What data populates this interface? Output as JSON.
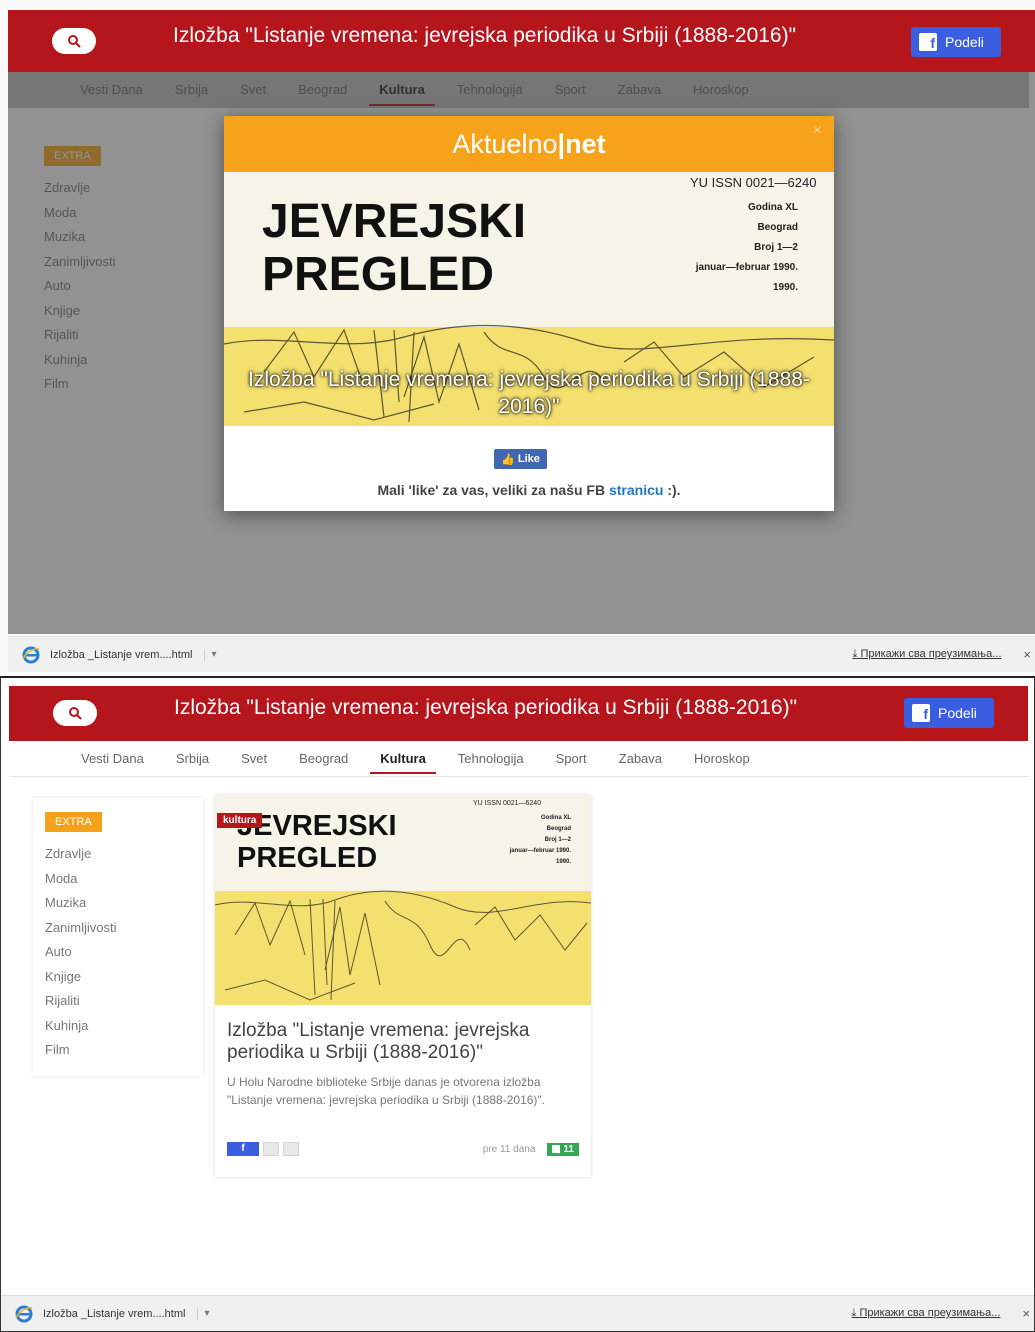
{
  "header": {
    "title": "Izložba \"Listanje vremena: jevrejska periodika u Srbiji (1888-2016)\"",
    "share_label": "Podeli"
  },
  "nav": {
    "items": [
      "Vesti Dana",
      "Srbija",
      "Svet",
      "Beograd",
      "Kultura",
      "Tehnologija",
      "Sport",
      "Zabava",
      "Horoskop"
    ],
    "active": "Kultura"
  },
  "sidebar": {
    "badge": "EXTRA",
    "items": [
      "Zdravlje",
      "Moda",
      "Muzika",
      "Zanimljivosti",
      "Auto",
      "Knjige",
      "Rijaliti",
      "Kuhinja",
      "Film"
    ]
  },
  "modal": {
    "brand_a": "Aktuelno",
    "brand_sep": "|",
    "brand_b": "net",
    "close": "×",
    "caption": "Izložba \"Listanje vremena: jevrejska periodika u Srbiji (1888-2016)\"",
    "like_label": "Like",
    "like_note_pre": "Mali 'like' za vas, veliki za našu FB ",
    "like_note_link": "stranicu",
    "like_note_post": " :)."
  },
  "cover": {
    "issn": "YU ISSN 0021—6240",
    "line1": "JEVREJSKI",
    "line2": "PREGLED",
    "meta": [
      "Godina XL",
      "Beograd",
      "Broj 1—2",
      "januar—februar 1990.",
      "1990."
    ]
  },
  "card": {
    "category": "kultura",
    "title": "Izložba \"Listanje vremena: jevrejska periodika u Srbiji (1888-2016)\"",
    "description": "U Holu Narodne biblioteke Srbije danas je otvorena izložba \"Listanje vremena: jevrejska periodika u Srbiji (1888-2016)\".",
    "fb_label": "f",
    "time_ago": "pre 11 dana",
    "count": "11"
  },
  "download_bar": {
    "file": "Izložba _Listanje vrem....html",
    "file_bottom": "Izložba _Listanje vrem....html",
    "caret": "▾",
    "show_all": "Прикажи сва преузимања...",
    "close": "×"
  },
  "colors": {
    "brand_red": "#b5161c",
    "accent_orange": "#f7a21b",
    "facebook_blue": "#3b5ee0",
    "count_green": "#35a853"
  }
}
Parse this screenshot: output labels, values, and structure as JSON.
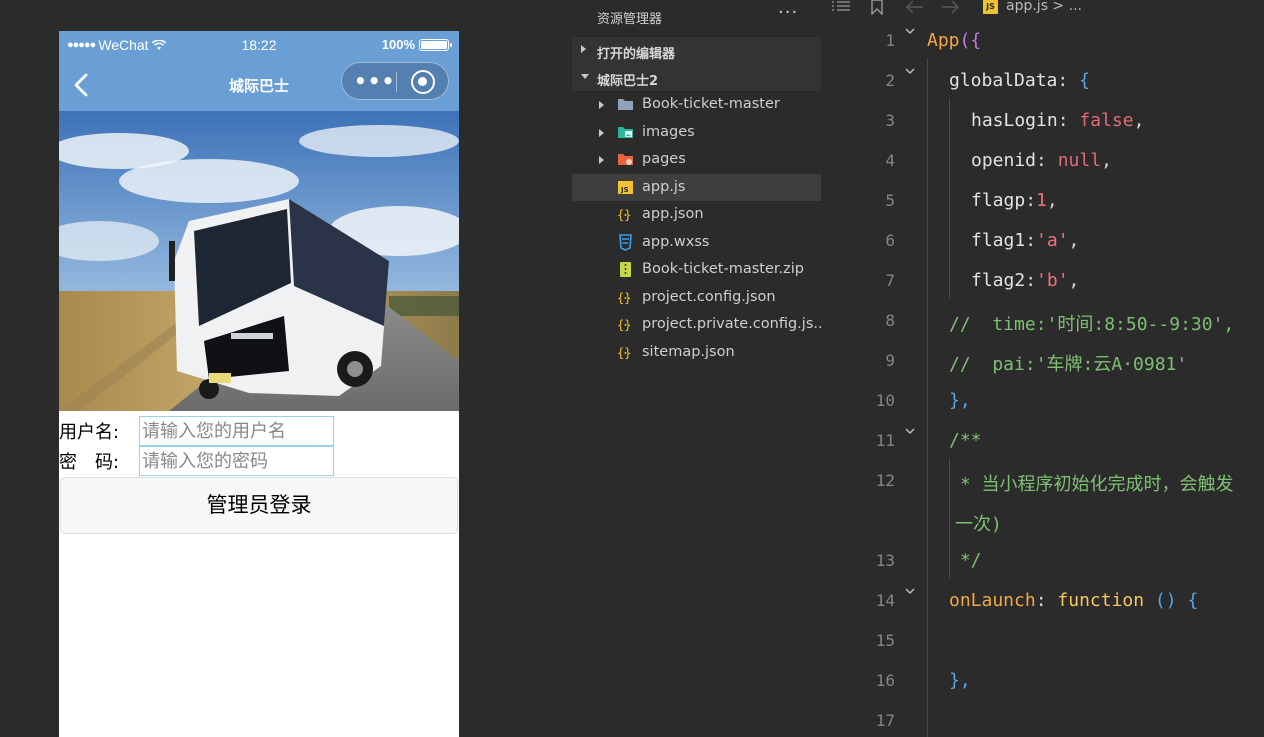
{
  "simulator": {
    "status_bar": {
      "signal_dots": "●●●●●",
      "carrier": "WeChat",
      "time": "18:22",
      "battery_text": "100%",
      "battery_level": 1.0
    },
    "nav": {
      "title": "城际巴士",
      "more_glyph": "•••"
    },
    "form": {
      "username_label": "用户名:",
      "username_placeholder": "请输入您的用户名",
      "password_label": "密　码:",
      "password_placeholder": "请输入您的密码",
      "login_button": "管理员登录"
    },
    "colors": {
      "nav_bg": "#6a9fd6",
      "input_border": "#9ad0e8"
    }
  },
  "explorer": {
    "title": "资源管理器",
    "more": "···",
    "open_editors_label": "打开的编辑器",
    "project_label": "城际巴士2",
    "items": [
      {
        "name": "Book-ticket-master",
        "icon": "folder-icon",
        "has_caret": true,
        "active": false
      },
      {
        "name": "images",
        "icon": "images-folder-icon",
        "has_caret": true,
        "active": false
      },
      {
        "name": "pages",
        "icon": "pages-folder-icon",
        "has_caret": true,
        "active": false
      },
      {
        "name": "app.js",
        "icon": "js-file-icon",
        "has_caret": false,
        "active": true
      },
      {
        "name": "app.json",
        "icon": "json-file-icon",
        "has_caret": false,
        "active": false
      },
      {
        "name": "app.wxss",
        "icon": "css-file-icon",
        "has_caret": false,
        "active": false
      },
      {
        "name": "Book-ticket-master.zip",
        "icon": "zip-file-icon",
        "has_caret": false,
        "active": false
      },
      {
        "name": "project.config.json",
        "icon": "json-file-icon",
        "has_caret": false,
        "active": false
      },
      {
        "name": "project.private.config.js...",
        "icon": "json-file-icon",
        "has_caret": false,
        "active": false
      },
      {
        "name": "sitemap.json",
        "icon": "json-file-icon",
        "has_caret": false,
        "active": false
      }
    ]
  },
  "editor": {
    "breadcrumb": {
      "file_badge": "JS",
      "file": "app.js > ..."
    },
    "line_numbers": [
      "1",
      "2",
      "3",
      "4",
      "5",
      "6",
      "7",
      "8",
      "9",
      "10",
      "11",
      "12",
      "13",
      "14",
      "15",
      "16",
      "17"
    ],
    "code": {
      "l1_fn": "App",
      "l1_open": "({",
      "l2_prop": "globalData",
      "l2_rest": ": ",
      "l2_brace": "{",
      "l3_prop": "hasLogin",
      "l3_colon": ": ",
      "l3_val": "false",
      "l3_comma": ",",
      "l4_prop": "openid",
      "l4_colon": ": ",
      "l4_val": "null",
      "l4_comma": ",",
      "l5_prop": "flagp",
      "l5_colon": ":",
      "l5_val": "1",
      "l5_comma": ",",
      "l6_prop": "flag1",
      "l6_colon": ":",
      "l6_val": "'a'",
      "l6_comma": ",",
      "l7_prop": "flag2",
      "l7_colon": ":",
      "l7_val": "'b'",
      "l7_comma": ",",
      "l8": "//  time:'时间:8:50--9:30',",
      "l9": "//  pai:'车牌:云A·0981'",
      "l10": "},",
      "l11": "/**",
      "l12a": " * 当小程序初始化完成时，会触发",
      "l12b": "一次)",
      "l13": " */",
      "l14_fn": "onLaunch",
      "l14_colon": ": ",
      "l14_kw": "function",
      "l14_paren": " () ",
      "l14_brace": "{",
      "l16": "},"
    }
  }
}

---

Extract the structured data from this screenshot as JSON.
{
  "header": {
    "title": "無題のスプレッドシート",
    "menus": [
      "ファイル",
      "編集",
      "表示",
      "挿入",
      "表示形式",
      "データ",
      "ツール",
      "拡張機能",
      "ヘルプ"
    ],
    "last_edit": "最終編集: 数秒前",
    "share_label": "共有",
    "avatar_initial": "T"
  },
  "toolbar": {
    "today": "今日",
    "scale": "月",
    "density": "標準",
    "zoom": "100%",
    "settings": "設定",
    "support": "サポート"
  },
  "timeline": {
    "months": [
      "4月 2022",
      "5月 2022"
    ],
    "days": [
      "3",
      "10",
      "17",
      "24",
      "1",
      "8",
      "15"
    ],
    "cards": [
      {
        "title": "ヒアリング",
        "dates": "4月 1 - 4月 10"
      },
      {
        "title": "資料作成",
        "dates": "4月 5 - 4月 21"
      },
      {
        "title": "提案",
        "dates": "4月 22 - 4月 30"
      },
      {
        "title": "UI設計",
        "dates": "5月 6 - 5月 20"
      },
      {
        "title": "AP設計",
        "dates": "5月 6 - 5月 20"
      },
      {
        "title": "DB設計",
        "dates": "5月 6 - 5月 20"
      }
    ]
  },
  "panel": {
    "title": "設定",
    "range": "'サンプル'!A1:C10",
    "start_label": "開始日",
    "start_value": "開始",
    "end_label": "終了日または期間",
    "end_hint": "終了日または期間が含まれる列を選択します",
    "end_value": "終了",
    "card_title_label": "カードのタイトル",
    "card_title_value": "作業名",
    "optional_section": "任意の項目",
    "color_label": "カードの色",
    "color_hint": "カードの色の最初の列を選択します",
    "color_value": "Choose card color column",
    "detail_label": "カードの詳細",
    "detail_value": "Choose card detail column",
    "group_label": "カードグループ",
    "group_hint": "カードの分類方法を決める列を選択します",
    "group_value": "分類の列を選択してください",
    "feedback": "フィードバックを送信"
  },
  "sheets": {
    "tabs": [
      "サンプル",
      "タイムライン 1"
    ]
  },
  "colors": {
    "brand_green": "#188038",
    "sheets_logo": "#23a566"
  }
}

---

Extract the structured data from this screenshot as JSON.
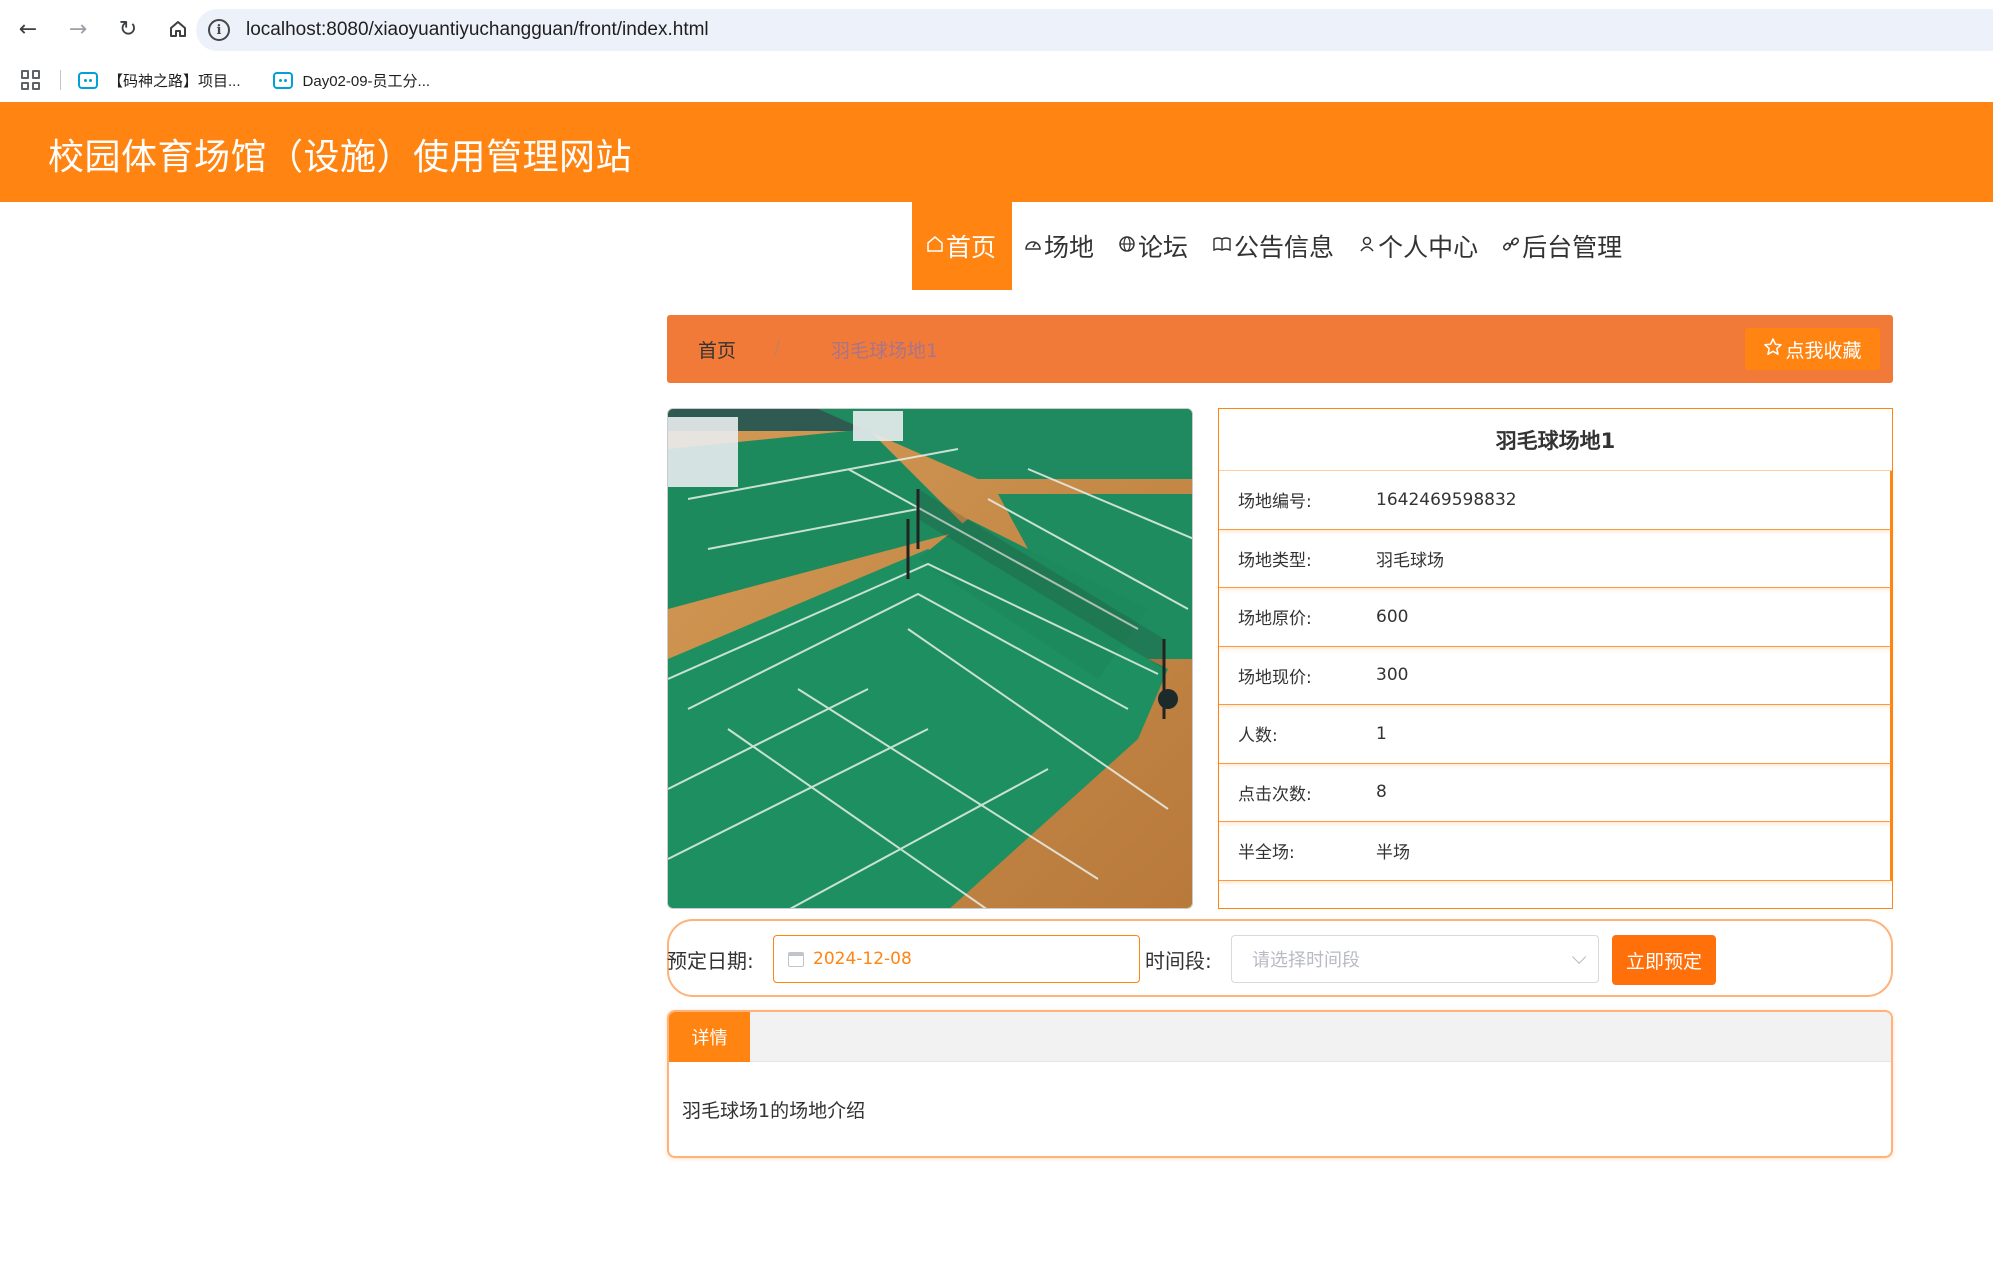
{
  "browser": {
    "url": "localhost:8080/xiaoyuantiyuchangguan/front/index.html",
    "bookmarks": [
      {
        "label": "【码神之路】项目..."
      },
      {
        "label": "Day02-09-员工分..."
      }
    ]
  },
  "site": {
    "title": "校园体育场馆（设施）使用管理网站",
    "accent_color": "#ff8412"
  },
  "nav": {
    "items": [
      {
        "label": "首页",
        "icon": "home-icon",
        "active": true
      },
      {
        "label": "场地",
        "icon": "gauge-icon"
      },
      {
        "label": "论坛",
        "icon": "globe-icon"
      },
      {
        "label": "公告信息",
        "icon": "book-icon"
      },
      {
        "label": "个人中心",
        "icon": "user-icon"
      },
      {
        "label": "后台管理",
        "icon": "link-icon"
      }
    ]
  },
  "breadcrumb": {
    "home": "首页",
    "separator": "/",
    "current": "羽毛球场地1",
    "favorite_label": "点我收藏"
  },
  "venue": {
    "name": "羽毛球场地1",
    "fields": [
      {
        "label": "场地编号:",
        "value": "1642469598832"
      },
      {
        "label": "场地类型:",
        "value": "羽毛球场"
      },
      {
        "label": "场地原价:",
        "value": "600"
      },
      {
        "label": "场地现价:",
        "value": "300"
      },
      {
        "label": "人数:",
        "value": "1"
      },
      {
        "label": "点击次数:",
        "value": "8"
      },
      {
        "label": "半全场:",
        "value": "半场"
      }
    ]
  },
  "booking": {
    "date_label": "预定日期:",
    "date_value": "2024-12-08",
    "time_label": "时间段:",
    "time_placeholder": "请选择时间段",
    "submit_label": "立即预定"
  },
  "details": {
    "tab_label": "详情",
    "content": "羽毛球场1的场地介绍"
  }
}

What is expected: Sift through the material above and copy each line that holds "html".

Exercise answer:
    "file": "Izložba _Listanje vrem....html",
    "file_bottom": "Izložba _Listanje vrem....html",
    "url": "localhost:8080/xiaoyuantiyuchangguan/front/index.html",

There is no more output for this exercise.